▶ Information provided:
+++
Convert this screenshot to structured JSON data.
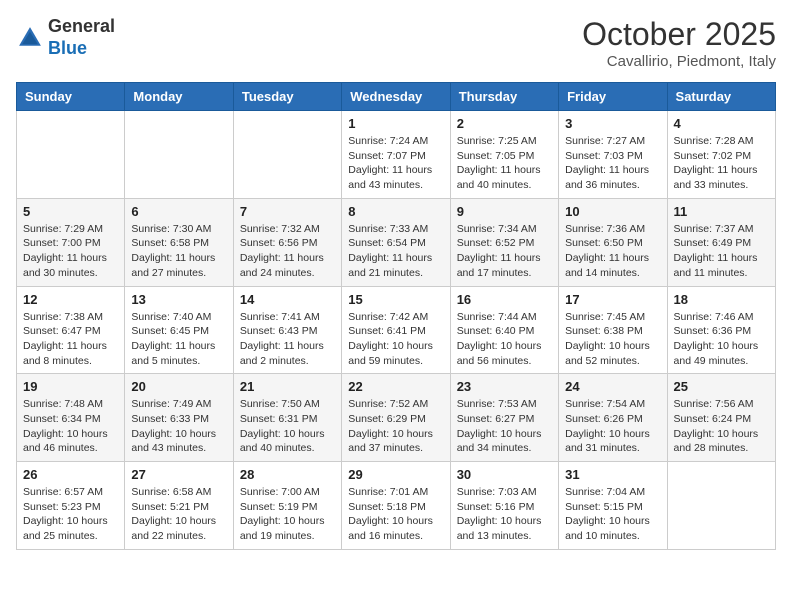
{
  "logo": {
    "general": "General",
    "blue": "Blue"
  },
  "header": {
    "month": "October 2025",
    "location": "Cavallirio, Piedmont, Italy"
  },
  "days_of_week": [
    "Sunday",
    "Monday",
    "Tuesday",
    "Wednesday",
    "Thursday",
    "Friday",
    "Saturday"
  ],
  "weeks": [
    [
      {
        "day": "",
        "info": ""
      },
      {
        "day": "",
        "info": ""
      },
      {
        "day": "",
        "info": ""
      },
      {
        "day": "1",
        "info": "Sunrise: 7:24 AM\nSunset: 7:07 PM\nDaylight: 11 hours and 43 minutes."
      },
      {
        "day": "2",
        "info": "Sunrise: 7:25 AM\nSunset: 7:05 PM\nDaylight: 11 hours and 40 minutes."
      },
      {
        "day": "3",
        "info": "Sunrise: 7:27 AM\nSunset: 7:03 PM\nDaylight: 11 hours and 36 minutes."
      },
      {
        "day": "4",
        "info": "Sunrise: 7:28 AM\nSunset: 7:02 PM\nDaylight: 11 hours and 33 minutes."
      }
    ],
    [
      {
        "day": "5",
        "info": "Sunrise: 7:29 AM\nSunset: 7:00 PM\nDaylight: 11 hours and 30 minutes."
      },
      {
        "day": "6",
        "info": "Sunrise: 7:30 AM\nSunset: 6:58 PM\nDaylight: 11 hours and 27 minutes."
      },
      {
        "day": "7",
        "info": "Sunrise: 7:32 AM\nSunset: 6:56 PM\nDaylight: 11 hours and 24 minutes."
      },
      {
        "day": "8",
        "info": "Sunrise: 7:33 AM\nSunset: 6:54 PM\nDaylight: 11 hours and 21 minutes."
      },
      {
        "day": "9",
        "info": "Sunrise: 7:34 AM\nSunset: 6:52 PM\nDaylight: 11 hours and 17 minutes."
      },
      {
        "day": "10",
        "info": "Sunrise: 7:36 AM\nSunset: 6:50 PM\nDaylight: 11 hours and 14 minutes."
      },
      {
        "day": "11",
        "info": "Sunrise: 7:37 AM\nSunset: 6:49 PM\nDaylight: 11 hours and 11 minutes."
      }
    ],
    [
      {
        "day": "12",
        "info": "Sunrise: 7:38 AM\nSunset: 6:47 PM\nDaylight: 11 hours and 8 minutes."
      },
      {
        "day": "13",
        "info": "Sunrise: 7:40 AM\nSunset: 6:45 PM\nDaylight: 11 hours and 5 minutes."
      },
      {
        "day": "14",
        "info": "Sunrise: 7:41 AM\nSunset: 6:43 PM\nDaylight: 11 hours and 2 minutes."
      },
      {
        "day": "15",
        "info": "Sunrise: 7:42 AM\nSunset: 6:41 PM\nDaylight: 10 hours and 59 minutes."
      },
      {
        "day": "16",
        "info": "Sunrise: 7:44 AM\nSunset: 6:40 PM\nDaylight: 10 hours and 56 minutes."
      },
      {
        "day": "17",
        "info": "Sunrise: 7:45 AM\nSunset: 6:38 PM\nDaylight: 10 hours and 52 minutes."
      },
      {
        "day": "18",
        "info": "Sunrise: 7:46 AM\nSunset: 6:36 PM\nDaylight: 10 hours and 49 minutes."
      }
    ],
    [
      {
        "day": "19",
        "info": "Sunrise: 7:48 AM\nSunset: 6:34 PM\nDaylight: 10 hours and 46 minutes."
      },
      {
        "day": "20",
        "info": "Sunrise: 7:49 AM\nSunset: 6:33 PM\nDaylight: 10 hours and 43 minutes."
      },
      {
        "day": "21",
        "info": "Sunrise: 7:50 AM\nSunset: 6:31 PM\nDaylight: 10 hours and 40 minutes."
      },
      {
        "day": "22",
        "info": "Sunrise: 7:52 AM\nSunset: 6:29 PM\nDaylight: 10 hours and 37 minutes."
      },
      {
        "day": "23",
        "info": "Sunrise: 7:53 AM\nSunset: 6:27 PM\nDaylight: 10 hours and 34 minutes."
      },
      {
        "day": "24",
        "info": "Sunrise: 7:54 AM\nSunset: 6:26 PM\nDaylight: 10 hours and 31 minutes."
      },
      {
        "day": "25",
        "info": "Sunrise: 7:56 AM\nSunset: 6:24 PM\nDaylight: 10 hours and 28 minutes."
      }
    ],
    [
      {
        "day": "26",
        "info": "Sunrise: 6:57 AM\nSunset: 5:23 PM\nDaylight: 10 hours and 25 minutes."
      },
      {
        "day": "27",
        "info": "Sunrise: 6:58 AM\nSunset: 5:21 PM\nDaylight: 10 hours and 22 minutes."
      },
      {
        "day": "28",
        "info": "Sunrise: 7:00 AM\nSunset: 5:19 PM\nDaylight: 10 hours and 19 minutes."
      },
      {
        "day": "29",
        "info": "Sunrise: 7:01 AM\nSunset: 5:18 PM\nDaylight: 10 hours and 16 minutes."
      },
      {
        "day": "30",
        "info": "Sunrise: 7:03 AM\nSunset: 5:16 PM\nDaylight: 10 hours and 13 minutes."
      },
      {
        "day": "31",
        "info": "Sunrise: 7:04 AM\nSunset: 5:15 PM\nDaylight: 10 hours and 10 minutes."
      },
      {
        "day": "",
        "info": ""
      }
    ]
  ]
}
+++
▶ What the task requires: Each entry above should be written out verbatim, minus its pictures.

▶ Your solution:
Convert this screenshot to structured JSON data.
{
  "logo": {
    "general": "General",
    "blue": "Blue"
  },
  "header": {
    "month": "October 2025",
    "location": "Cavallirio, Piedmont, Italy"
  },
  "days_of_week": [
    "Sunday",
    "Monday",
    "Tuesday",
    "Wednesday",
    "Thursday",
    "Friday",
    "Saturday"
  ],
  "weeks": [
    [
      {
        "day": "",
        "info": ""
      },
      {
        "day": "",
        "info": ""
      },
      {
        "day": "",
        "info": ""
      },
      {
        "day": "1",
        "info": "Sunrise: 7:24 AM\nSunset: 7:07 PM\nDaylight: 11 hours and 43 minutes."
      },
      {
        "day": "2",
        "info": "Sunrise: 7:25 AM\nSunset: 7:05 PM\nDaylight: 11 hours and 40 minutes."
      },
      {
        "day": "3",
        "info": "Sunrise: 7:27 AM\nSunset: 7:03 PM\nDaylight: 11 hours and 36 minutes."
      },
      {
        "day": "4",
        "info": "Sunrise: 7:28 AM\nSunset: 7:02 PM\nDaylight: 11 hours and 33 minutes."
      }
    ],
    [
      {
        "day": "5",
        "info": "Sunrise: 7:29 AM\nSunset: 7:00 PM\nDaylight: 11 hours and 30 minutes."
      },
      {
        "day": "6",
        "info": "Sunrise: 7:30 AM\nSunset: 6:58 PM\nDaylight: 11 hours and 27 minutes."
      },
      {
        "day": "7",
        "info": "Sunrise: 7:32 AM\nSunset: 6:56 PM\nDaylight: 11 hours and 24 minutes."
      },
      {
        "day": "8",
        "info": "Sunrise: 7:33 AM\nSunset: 6:54 PM\nDaylight: 11 hours and 21 minutes."
      },
      {
        "day": "9",
        "info": "Sunrise: 7:34 AM\nSunset: 6:52 PM\nDaylight: 11 hours and 17 minutes."
      },
      {
        "day": "10",
        "info": "Sunrise: 7:36 AM\nSunset: 6:50 PM\nDaylight: 11 hours and 14 minutes."
      },
      {
        "day": "11",
        "info": "Sunrise: 7:37 AM\nSunset: 6:49 PM\nDaylight: 11 hours and 11 minutes."
      }
    ],
    [
      {
        "day": "12",
        "info": "Sunrise: 7:38 AM\nSunset: 6:47 PM\nDaylight: 11 hours and 8 minutes."
      },
      {
        "day": "13",
        "info": "Sunrise: 7:40 AM\nSunset: 6:45 PM\nDaylight: 11 hours and 5 minutes."
      },
      {
        "day": "14",
        "info": "Sunrise: 7:41 AM\nSunset: 6:43 PM\nDaylight: 11 hours and 2 minutes."
      },
      {
        "day": "15",
        "info": "Sunrise: 7:42 AM\nSunset: 6:41 PM\nDaylight: 10 hours and 59 minutes."
      },
      {
        "day": "16",
        "info": "Sunrise: 7:44 AM\nSunset: 6:40 PM\nDaylight: 10 hours and 56 minutes."
      },
      {
        "day": "17",
        "info": "Sunrise: 7:45 AM\nSunset: 6:38 PM\nDaylight: 10 hours and 52 minutes."
      },
      {
        "day": "18",
        "info": "Sunrise: 7:46 AM\nSunset: 6:36 PM\nDaylight: 10 hours and 49 minutes."
      }
    ],
    [
      {
        "day": "19",
        "info": "Sunrise: 7:48 AM\nSunset: 6:34 PM\nDaylight: 10 hours and 46 minutes."
      },
      {
        "day": "20",
        "info": "Sunrise: 7:49 AM\nSunset: 6:33 PM\nDaylight: 10 hours and 43 minutes."
      },
      {
        "day": "21",
        "info": "Sunrise: 7:50 AM\nSunset: 6:31 PM\nDaylight: 10 hours and 40 minutes."
      },
      {
        "day": "22",
        "info": "Sunrise: 7:52 AM\nSunset: 6:29 PM\nDaylight: 10 hours and 37 minutes."
      },
      {
        "day": "23",
        "info": "Sunrise: 7:53 AM\nSunset: 6:27 PM\nDaylight: 10 hours and 34 minutes."
      },
      {
        "day": "24",
        "info": "Sunrise: 7:54 AM\nSunset: 6:26 PM\nDaylight: 10 hours and 31 minutes."
      },
      {
        "day": "25",
        "info": "Sunrise: 7:56 AM\nSunset: 6:24 PM\nDaylight: 10 hours and 28 minutes."
      }
    ],
    [
      {
        "day": "26",
        "info": "Sunrise: 6:57 AM\nSunset: 5:23 PM\nDaylight: 10 hours and 25 minutes."
      },
      {
        "day": "27",
        "info": "Sunrise: 6:58 AM\nSunset: 5:21 PM\nDaylight: 10 hours and 22 minutes."
      },
      {
        "day": "28",
        "info": "Sunrise: 7:00 AM\nSunset: 5:19 PM\nDaylight: 10 hours and 19 minutes."
      },
      {
        "day": "29",
        "info": "Sunrise: 7:01 AM\nSunset: 5:18 PM\nDaylight: 10 hours and 16 minutes."
      },
      {
        "day": "30",
        "info": "Sunrise: 7:03 AM\nSunset: 5:16 PM\nDaylight: 10 hours and 13 minutes."
      },
      {
        "day": "31",
        "info": "Sunrise: 7:04 AM\nSunset: 5:15 PM\nDaylight: 10 hours and 10 minutes."
      },
      {
        "day": "",
        "info": ""
      }
    ]
  ]
}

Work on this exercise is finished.